Inclusion and ordering: The compounding effects of two distinct but related structural power conditions

Mamadi Corra1
1East Carolina University, United States
Cite this article:  Corra, M. (2008). Inclusion and ordering: The compounding effects of two distinct but related structural power conditions. Social Behavior and Personality: An international journal, 36, 1161-1178.

Volume 36 Issue 9 | e1794 | Published: October 2008 | DOI: https://doi.org/10.2224/sbp.2008.36.9.1161

Abstract
Full Text
References
Tables and Figures
Acknowledgements
Author Contact

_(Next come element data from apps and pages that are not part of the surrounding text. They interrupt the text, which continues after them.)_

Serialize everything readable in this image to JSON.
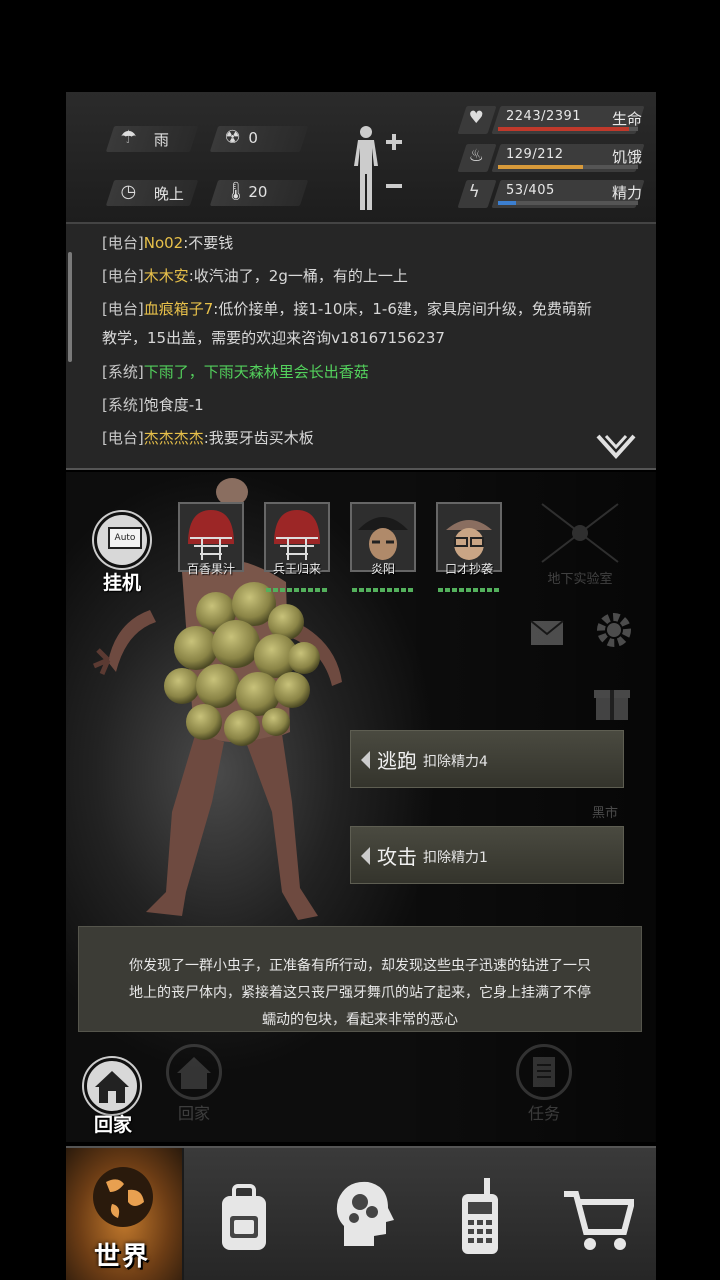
{
  "environment": {
    "weather": "雨",
    "radiation": "0",
    "time_of_day": "晚上",
    "temperature": "20"
  },
  "stats": [
    {
      "icon": "heart-icon",
      "value": "2243/2391",
      "label": "生命",
      "ratio": 0.938,
      "color": "#c0392b"
    },
    {
      "icon": "stomach-icon",
      "value": "129/212",
      "label": "饥饿",
      "ratio": 0.608,
      "color": "#d89a3a"
    },
    {
      "icon": "lightning-icon",
      "value": "53/405",
      "label": "精力",
      "ratio": 0.131,
      "color": "#3c7fd0"
    }
  ],
  "chat": [
    {
      "channel": "[电台]",
      "name": "No02",
      "text": ":不要钱"
    },
    {
      "channel": "[电台]",
      "name": "木木安",
      "text": ":收汽油了，2g一桶，有的上一上"
    },
    {
      "channel": "[电台]",
      "name": "血痕箱子7",
      "text": ":低价接单，接1-10床，1-6建，家具房间升级，免费萌新",
      "text2": "教学，15出盖，需要的欢迎来咨询v18167156237"
    },
    {
      "channel": "[系统]",
      "name": "",
      "text": "下雨了，下雨天森林里会长出香菇",
      "green": true
    },
    {
      "channel": "[系统]",
      "name": "",
      "text": "饱食度-1"
    },
    {
      "channel": "[电台]",
      "name": "杰杰杰杰",
      "text": ":我要牙齿买木板"
    }
  ],
  "auto_button": {
    "box": "Auto",
    "label": "挂机"
  },
  "party": [
    {
      "name": "百香果汁"
    },
    {
      "name": "兵王归来"
    },
    {
      "name": "炎阳"
    },
    {
      "name": "口才抄袭"
    }
  ],
  "lab": {
    "label": "地下实验室"
  },
  "black_market": {
    "label": "黑市"
  },
  "actions": [
    {
      "title": "逃跑",
      "cost": "扣除精力4"
    },
    {
      "title": "攻击",
      "cost": "扣除精力1"
    }
  ],
  "description": {
    "line1": "你发现了一群小虫子，正准备有所行动，却发现这些虫子迅速的钻进了一只",
    "line2": "地上的丧尸体内，紧接着这只丧尸强牙舞爪的站了起来，它身上挂满了不停",
    "line3": "蠕动的包块，看起来非常的恶心"
  },
  "scene_nav": {
    "home": "回家",
    "faded_home": "回家",
    "task": "任务"
  },
  "tabs": {
    "world": "世界"
  }
}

A focal activity of network exchange theories is to discover structural conditions of power in exchange and, when more than one is present, to find their joint effect. In the 30 years since its inception, however, research in exchange networks has focused mostly on power conditions that are “connection types” and hence, until recently, only conditions of connection and their joint effects have been experimentally investigated. Here the compounding effects of a connection type (inclusion) and its “variant” (ordering) are investigated. A network position is “inclusively connected” when it must exchange with two or more others for benefits to come from any one. By contrast, ordering occurs when a series of exchanges must be completed in a given sequence. Resistance theory asserts that ordering is a variant (has similar but distinct effects) of inclusion and, when found together, the joint effect of the two is greater than when either is found separately. Predictions of the combined effects of the two structural power conditions of exchange are offered and investigated. Results suggest stronger effects than anticipated.

Please login and/or purchase the PDF to view the full article.
Please login and/or purchase the PDF to view the full article.
Please login and/or purchase the PDF to view the full article.
Please login and/or purchase the PDF to view the full article.
Please login and/or purchase the PDF to view the full article.